The answer must be every line of the records below that contains the word "save", copied out.

Top of GIVEN DATA

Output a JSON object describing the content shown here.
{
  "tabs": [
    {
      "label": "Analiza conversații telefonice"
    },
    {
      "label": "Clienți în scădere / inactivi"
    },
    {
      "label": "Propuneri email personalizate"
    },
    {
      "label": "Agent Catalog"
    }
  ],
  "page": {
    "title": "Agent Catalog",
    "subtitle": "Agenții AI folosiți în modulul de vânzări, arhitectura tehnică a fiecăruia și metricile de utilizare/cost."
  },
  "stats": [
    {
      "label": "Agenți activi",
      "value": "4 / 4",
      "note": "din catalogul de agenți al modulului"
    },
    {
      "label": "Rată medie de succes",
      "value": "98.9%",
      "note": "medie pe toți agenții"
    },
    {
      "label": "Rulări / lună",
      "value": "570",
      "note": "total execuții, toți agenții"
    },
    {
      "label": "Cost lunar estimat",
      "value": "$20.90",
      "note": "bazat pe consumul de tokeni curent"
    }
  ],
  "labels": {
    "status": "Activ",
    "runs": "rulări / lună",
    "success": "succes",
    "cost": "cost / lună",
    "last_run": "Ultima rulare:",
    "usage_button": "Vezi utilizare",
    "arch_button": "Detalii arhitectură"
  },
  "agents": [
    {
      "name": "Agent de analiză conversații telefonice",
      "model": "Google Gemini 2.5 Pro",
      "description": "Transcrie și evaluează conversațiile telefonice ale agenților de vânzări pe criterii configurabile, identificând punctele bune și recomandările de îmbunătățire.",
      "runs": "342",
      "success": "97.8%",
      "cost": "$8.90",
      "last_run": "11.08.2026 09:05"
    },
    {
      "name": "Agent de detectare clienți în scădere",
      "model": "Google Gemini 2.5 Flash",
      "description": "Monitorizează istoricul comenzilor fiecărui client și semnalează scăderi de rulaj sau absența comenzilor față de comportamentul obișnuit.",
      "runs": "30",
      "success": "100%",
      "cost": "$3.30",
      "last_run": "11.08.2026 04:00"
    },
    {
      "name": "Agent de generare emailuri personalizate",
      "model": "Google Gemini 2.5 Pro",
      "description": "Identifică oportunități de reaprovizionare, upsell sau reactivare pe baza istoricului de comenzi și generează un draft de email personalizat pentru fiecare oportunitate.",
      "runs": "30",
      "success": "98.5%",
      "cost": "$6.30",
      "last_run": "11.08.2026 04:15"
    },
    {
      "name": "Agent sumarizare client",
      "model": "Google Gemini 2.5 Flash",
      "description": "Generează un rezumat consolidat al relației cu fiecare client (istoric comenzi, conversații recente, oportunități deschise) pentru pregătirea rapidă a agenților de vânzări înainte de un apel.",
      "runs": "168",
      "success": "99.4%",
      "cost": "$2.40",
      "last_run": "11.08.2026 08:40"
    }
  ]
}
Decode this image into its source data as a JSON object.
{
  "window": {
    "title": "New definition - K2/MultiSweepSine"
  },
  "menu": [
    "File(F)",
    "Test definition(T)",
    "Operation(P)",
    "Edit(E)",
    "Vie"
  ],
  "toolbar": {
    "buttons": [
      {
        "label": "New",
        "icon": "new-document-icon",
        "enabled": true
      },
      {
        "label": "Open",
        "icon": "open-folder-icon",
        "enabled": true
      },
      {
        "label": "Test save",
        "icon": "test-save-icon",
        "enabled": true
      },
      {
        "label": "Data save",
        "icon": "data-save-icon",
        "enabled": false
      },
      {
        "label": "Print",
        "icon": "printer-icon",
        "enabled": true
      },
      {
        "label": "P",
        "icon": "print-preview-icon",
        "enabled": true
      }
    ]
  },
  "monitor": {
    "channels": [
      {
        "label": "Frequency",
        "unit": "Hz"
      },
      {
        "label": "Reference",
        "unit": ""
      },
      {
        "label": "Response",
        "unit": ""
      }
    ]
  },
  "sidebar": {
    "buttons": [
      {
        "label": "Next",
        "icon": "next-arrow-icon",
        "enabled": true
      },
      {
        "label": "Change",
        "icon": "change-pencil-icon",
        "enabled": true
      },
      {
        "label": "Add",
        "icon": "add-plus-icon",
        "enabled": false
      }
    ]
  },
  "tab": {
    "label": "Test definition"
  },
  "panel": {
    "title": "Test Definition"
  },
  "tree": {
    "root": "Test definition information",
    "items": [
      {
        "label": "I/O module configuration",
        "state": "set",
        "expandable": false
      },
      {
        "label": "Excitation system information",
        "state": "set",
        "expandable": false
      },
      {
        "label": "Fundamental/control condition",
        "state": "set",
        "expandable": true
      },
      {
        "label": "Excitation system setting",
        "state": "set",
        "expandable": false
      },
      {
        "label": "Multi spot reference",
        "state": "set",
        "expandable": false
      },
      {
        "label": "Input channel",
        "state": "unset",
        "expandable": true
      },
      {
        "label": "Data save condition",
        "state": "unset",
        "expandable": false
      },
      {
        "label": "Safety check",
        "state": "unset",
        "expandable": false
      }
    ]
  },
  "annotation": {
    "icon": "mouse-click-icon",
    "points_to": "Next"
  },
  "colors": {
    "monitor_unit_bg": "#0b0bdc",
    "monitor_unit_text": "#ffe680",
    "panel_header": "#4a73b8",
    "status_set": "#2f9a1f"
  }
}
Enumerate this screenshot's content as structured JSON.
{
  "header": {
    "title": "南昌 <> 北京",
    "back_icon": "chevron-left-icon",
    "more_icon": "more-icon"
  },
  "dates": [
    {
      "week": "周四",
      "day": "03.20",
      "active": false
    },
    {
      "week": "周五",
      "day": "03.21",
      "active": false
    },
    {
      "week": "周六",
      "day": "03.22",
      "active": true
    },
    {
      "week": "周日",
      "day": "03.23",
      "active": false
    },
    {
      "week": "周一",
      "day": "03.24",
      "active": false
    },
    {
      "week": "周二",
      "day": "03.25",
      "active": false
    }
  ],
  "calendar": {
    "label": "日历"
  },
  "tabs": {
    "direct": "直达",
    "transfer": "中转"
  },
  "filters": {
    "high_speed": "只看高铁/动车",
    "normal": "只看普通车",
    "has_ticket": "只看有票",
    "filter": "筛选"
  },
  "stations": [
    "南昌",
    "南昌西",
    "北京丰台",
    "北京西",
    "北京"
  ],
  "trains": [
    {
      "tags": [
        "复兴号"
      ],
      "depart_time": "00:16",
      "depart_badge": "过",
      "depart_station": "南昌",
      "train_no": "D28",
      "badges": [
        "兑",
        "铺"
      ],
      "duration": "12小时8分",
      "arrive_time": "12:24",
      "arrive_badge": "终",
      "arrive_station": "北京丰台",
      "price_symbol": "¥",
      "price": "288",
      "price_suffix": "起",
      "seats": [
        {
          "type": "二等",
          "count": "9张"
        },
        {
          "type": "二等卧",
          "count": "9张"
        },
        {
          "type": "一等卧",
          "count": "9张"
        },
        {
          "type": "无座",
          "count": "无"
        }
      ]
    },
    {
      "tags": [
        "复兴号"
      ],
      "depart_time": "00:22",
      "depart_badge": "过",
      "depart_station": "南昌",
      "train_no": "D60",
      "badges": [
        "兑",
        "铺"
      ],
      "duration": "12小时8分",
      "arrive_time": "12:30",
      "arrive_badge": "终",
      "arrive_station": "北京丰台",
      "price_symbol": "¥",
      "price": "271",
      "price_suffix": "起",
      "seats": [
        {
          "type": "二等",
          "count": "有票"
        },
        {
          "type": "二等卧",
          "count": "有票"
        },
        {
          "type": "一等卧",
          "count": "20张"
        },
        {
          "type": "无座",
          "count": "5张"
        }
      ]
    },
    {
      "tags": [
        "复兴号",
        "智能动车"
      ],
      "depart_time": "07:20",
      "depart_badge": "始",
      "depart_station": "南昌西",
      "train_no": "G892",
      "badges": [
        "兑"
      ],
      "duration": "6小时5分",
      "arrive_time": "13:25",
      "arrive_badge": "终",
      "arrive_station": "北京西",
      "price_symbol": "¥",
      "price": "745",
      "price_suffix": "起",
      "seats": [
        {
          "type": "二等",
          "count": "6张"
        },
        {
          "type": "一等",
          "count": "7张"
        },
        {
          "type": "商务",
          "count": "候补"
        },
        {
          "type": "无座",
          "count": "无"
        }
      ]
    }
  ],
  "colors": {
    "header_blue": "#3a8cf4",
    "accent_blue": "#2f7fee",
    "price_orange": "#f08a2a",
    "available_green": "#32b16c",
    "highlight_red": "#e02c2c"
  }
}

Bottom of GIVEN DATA

# SOLUTION TO THIS TASK
        "label": "Test save",
        "icon": "test-save-icon",
        "label": "Data save",
        "icon": "data-save-icon",
        "label": "Data save condition",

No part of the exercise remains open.